> _PROBLEM TO WORK ON_:
Write out every line below that contains "October".

Dataset records:
▼

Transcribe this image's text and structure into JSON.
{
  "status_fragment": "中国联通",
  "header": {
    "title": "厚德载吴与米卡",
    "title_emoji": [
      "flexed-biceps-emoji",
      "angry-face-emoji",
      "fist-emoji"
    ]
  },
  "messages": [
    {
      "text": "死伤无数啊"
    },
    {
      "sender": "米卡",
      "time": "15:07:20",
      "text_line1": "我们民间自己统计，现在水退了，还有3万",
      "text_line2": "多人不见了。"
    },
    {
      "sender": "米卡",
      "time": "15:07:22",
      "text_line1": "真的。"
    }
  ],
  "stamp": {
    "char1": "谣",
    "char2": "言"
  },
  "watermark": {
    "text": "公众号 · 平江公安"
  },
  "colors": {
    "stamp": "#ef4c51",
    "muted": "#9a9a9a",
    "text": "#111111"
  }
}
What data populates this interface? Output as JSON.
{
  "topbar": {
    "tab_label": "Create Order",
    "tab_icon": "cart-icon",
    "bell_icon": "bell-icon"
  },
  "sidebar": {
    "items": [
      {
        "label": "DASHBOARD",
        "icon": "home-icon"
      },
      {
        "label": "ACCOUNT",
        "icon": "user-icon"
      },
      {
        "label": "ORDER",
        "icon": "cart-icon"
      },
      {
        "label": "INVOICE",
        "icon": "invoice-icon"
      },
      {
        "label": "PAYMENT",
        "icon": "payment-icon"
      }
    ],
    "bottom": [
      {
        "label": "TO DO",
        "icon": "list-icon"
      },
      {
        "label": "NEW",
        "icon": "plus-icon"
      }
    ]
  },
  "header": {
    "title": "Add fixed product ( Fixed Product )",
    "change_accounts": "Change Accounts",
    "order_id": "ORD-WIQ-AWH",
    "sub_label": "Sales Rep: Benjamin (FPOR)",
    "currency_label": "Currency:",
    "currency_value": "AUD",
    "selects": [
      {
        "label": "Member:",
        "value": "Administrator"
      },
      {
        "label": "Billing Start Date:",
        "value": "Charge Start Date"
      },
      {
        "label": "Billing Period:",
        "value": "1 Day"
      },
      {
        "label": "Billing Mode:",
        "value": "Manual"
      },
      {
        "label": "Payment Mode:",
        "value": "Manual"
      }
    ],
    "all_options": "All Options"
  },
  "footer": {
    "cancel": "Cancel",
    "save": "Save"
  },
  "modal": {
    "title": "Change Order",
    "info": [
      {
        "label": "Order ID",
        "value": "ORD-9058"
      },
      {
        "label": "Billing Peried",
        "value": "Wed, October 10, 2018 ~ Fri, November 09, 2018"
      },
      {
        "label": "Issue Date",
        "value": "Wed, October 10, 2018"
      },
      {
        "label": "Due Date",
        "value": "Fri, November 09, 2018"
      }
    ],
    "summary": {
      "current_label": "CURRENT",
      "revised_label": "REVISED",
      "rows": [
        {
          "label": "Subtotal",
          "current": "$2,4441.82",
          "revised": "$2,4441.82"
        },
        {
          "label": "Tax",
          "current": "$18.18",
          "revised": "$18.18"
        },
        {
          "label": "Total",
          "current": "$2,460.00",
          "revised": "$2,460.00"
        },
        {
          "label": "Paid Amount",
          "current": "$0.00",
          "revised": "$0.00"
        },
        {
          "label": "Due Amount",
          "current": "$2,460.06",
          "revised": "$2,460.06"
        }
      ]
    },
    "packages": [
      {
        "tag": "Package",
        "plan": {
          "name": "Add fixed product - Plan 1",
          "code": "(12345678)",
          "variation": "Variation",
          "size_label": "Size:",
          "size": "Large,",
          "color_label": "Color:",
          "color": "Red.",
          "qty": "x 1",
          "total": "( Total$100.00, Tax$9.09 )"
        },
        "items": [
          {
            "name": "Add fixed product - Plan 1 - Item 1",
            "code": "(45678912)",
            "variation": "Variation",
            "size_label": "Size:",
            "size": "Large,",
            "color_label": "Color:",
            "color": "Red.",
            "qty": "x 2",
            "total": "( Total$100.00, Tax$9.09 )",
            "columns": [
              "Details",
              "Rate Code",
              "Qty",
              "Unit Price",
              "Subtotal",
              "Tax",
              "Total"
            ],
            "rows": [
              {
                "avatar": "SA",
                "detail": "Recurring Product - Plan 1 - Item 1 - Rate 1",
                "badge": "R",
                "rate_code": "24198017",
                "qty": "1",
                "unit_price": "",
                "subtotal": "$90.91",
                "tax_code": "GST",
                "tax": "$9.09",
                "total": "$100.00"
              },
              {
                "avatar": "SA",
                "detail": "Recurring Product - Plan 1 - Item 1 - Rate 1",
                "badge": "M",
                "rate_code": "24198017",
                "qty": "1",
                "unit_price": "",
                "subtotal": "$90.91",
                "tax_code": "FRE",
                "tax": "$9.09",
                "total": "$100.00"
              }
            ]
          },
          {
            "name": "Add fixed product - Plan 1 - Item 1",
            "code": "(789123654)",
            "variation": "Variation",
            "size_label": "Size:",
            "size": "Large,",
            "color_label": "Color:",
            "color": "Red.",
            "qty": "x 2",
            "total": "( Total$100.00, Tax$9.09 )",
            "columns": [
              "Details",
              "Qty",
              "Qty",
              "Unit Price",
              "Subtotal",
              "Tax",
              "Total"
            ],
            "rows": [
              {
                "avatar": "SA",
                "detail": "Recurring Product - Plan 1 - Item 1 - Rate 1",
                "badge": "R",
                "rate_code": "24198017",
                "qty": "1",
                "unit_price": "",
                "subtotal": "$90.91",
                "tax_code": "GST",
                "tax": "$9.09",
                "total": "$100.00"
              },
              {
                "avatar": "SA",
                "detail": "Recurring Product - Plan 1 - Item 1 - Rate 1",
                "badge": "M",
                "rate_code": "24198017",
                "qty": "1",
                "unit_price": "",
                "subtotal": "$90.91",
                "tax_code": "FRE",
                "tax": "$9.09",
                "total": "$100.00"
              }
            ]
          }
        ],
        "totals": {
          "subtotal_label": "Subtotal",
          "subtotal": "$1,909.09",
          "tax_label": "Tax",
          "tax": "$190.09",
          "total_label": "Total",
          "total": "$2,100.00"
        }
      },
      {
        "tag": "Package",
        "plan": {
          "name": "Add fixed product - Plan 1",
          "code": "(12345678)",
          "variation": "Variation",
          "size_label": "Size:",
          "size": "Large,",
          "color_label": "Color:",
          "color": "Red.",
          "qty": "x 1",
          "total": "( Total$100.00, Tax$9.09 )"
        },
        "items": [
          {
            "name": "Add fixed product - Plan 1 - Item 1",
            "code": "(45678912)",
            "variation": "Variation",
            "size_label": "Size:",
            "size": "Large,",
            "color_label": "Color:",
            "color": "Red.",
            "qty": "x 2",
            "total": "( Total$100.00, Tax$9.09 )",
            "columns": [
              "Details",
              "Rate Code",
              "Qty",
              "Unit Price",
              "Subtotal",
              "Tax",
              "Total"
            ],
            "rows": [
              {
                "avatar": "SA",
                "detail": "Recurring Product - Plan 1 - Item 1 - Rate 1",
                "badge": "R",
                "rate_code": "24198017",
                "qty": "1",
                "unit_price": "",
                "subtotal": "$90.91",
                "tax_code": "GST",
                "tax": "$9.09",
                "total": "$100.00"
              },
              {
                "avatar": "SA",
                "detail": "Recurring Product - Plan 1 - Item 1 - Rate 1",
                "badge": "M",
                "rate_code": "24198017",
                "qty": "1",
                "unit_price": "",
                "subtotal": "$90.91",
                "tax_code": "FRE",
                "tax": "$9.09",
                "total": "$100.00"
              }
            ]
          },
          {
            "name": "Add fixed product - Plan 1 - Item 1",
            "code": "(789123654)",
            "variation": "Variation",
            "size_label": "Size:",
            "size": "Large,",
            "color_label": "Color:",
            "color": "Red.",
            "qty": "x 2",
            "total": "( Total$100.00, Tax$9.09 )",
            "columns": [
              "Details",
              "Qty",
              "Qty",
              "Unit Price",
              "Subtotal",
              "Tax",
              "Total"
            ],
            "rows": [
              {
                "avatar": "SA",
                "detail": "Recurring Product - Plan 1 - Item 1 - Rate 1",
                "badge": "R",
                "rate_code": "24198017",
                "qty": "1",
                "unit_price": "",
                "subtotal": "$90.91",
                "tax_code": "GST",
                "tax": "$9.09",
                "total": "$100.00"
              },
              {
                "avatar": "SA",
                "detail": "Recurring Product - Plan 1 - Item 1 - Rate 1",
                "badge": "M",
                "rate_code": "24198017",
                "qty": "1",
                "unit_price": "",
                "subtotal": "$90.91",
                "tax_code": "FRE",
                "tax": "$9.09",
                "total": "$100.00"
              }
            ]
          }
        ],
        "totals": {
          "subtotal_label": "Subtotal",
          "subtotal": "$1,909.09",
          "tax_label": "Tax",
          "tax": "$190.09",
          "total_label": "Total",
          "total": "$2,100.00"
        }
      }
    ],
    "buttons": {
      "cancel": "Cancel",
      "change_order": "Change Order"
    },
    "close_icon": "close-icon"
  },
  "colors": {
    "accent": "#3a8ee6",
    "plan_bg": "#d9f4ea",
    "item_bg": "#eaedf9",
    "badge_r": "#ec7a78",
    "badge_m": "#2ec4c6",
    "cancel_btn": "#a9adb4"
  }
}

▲

> _RESULT FOR THIS TASK_:
        "value": "Wed, October 10, 2018 ~ Fri, November 09, 2018"
        "value": "Wed, October 10, 2018"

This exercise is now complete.